● **Exercise description**
Your task is to filter the data below down to the lines holding "background".

════

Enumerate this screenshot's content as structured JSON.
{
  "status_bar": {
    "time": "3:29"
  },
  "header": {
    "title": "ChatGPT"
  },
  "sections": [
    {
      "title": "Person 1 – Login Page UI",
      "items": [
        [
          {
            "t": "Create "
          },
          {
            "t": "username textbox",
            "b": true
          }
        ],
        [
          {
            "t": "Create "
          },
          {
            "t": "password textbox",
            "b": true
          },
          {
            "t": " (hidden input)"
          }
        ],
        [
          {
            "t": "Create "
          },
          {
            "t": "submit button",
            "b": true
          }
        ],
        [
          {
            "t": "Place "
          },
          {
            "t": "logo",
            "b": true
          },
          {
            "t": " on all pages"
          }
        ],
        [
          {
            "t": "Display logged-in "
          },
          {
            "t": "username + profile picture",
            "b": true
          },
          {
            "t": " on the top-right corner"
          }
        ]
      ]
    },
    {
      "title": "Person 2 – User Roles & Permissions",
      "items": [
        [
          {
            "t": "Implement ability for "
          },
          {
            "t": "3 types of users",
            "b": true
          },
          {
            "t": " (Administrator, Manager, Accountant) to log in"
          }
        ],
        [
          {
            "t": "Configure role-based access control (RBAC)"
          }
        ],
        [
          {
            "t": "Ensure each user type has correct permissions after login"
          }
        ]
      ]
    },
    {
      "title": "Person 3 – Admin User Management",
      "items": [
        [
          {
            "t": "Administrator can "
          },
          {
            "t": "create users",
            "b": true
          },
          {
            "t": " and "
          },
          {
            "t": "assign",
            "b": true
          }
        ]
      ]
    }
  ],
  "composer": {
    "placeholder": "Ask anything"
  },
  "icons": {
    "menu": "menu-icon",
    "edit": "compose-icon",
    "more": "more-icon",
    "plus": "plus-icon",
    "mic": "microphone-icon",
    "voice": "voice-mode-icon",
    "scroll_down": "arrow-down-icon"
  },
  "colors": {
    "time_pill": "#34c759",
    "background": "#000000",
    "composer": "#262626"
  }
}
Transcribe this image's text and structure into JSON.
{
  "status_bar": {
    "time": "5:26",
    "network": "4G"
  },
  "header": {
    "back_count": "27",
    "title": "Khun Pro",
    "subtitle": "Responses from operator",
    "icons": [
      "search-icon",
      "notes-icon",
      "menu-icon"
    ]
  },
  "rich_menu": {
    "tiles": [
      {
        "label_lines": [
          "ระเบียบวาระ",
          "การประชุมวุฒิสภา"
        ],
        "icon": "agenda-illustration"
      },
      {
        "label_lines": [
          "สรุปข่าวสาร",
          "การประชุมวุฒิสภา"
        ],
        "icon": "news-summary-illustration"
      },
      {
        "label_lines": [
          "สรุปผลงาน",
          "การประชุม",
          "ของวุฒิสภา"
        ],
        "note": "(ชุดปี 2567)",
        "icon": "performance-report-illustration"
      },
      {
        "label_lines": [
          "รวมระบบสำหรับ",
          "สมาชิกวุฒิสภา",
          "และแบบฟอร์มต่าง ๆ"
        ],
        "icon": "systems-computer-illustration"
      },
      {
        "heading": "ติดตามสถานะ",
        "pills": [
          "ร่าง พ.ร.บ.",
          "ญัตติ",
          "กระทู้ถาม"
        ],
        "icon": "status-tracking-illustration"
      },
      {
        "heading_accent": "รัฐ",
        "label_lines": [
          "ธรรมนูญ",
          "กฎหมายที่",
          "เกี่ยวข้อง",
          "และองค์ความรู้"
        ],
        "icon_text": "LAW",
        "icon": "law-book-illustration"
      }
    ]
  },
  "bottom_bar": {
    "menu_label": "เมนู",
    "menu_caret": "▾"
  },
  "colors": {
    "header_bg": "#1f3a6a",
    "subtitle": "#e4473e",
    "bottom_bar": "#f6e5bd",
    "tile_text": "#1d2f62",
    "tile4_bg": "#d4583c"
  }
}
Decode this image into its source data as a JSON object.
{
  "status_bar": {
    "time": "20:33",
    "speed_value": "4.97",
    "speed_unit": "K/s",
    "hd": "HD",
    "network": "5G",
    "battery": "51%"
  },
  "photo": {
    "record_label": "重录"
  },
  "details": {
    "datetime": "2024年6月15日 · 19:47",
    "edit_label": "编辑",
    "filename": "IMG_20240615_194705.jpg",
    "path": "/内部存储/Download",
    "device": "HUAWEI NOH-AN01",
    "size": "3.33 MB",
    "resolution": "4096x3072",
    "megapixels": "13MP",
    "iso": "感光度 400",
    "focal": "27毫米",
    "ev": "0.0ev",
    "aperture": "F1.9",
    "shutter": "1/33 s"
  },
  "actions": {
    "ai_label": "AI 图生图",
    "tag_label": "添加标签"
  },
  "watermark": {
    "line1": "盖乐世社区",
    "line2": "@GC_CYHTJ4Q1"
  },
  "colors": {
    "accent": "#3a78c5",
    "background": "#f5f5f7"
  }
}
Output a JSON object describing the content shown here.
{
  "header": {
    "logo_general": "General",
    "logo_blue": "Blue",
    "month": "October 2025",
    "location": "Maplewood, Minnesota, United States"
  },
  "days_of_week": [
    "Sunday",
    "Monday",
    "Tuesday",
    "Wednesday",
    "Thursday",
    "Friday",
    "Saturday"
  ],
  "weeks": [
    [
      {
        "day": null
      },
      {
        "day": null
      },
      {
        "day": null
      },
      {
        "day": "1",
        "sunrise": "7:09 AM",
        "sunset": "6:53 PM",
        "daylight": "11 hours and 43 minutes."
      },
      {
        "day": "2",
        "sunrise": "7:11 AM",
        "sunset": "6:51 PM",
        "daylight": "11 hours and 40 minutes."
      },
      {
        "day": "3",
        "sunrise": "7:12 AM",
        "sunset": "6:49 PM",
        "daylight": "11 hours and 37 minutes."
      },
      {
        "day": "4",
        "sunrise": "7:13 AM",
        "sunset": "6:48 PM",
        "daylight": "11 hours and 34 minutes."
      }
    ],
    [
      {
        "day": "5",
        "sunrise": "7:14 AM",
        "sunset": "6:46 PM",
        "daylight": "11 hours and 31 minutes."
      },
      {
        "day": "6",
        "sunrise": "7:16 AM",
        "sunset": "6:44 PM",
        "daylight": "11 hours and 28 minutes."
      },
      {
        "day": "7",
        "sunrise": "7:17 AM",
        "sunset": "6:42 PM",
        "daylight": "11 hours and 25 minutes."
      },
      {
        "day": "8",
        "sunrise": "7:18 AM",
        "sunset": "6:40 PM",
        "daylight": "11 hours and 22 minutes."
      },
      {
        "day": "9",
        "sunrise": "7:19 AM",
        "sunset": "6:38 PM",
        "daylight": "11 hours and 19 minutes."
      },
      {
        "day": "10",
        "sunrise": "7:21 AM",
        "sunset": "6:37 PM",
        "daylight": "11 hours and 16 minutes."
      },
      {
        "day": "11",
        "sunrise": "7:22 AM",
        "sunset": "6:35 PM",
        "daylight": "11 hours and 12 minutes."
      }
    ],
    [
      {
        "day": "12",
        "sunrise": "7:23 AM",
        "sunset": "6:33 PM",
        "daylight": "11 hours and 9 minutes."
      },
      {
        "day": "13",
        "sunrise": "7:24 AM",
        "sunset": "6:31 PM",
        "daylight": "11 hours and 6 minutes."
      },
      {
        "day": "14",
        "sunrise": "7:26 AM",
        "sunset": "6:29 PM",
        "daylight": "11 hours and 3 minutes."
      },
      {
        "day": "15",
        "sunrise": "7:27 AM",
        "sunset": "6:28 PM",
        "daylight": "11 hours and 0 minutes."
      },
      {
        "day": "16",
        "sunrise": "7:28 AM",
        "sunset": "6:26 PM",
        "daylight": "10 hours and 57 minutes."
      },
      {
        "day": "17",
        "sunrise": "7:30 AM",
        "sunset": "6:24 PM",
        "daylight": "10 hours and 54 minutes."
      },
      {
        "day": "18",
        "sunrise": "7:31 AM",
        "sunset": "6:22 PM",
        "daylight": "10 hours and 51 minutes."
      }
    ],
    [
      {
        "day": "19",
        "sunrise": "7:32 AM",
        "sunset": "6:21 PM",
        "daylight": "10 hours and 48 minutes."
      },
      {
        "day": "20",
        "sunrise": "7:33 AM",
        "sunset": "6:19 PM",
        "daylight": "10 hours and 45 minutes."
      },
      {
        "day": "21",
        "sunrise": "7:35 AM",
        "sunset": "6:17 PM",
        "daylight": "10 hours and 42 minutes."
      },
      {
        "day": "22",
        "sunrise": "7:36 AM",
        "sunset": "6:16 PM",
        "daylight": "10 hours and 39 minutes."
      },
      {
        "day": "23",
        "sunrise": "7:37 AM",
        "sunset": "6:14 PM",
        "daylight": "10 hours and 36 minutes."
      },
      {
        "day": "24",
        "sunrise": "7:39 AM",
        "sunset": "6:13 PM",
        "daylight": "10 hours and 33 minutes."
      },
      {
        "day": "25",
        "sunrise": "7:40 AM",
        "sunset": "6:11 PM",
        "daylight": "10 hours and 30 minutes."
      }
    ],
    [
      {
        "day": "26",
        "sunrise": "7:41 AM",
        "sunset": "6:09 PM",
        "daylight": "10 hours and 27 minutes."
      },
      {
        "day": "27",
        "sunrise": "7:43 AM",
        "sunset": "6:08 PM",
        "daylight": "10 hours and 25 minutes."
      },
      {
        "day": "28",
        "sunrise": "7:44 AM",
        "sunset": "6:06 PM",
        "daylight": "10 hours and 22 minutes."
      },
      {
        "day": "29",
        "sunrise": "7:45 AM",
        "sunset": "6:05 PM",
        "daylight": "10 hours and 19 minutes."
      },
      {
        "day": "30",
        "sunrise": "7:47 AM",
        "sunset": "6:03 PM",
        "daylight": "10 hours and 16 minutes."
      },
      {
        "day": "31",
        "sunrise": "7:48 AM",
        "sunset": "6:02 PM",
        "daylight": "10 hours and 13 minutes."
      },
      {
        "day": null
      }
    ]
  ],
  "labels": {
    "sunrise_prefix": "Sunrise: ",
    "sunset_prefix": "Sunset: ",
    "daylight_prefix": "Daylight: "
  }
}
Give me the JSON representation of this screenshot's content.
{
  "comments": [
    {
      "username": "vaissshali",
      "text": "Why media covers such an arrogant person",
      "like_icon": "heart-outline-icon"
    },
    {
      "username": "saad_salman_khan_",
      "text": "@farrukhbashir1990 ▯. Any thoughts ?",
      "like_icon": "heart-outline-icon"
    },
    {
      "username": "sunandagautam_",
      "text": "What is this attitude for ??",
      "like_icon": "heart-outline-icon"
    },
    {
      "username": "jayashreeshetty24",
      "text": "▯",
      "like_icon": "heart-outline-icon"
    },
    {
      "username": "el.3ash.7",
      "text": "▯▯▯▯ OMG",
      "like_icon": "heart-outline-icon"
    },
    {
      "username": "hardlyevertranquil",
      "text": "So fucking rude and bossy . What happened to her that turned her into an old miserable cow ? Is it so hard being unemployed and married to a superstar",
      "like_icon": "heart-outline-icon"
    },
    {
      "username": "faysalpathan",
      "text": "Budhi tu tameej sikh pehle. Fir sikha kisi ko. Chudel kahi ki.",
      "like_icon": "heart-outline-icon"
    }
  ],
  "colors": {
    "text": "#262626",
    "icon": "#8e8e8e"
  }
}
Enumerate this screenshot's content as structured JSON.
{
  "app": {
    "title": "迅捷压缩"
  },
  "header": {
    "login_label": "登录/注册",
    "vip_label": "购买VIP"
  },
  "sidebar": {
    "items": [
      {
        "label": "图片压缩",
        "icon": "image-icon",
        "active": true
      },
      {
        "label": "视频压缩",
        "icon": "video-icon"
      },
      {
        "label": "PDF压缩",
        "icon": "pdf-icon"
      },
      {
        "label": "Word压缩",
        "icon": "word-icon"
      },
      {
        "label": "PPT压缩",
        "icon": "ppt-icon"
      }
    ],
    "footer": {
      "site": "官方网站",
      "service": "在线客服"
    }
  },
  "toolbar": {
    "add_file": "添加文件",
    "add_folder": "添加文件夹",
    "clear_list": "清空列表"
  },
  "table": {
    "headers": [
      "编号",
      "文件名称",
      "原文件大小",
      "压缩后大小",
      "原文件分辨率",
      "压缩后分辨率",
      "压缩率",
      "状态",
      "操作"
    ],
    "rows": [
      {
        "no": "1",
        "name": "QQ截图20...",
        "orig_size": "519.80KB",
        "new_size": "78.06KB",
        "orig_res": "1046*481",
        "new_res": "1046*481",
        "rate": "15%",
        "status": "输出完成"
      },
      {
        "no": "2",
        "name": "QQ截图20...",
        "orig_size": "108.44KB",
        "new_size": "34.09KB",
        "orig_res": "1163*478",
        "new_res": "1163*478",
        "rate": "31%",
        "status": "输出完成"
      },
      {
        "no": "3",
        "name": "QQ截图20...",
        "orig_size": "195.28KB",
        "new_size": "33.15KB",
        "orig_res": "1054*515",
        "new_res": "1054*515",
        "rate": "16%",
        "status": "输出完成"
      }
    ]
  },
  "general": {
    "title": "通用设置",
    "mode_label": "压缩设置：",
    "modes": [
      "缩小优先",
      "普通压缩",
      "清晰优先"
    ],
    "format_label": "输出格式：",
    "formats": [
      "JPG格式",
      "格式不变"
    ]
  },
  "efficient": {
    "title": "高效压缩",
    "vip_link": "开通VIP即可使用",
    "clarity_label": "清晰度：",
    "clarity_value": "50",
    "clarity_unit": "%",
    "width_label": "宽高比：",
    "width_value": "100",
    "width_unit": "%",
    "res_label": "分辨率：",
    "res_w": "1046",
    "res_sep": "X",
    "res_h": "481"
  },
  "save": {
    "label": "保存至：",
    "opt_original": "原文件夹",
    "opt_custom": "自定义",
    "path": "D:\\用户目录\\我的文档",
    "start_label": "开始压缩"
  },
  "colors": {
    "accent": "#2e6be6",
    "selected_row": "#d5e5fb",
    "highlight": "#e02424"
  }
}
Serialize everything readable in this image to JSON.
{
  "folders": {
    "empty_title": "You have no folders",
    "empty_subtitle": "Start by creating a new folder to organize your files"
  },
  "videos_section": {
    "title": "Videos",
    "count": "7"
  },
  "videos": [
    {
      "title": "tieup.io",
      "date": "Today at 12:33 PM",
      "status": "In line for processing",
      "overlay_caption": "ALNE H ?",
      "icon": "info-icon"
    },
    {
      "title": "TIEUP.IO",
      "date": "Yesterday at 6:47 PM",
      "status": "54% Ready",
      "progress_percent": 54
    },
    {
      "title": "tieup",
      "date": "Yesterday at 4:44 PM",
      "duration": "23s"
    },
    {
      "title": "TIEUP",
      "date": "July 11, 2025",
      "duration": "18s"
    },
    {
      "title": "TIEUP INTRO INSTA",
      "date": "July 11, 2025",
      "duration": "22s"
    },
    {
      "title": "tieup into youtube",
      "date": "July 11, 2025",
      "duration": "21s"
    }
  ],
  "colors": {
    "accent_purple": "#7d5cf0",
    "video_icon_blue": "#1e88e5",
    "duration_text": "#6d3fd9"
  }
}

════

● **Expected answer**
    "background": "#000000",
    "background": "#f5f5f7"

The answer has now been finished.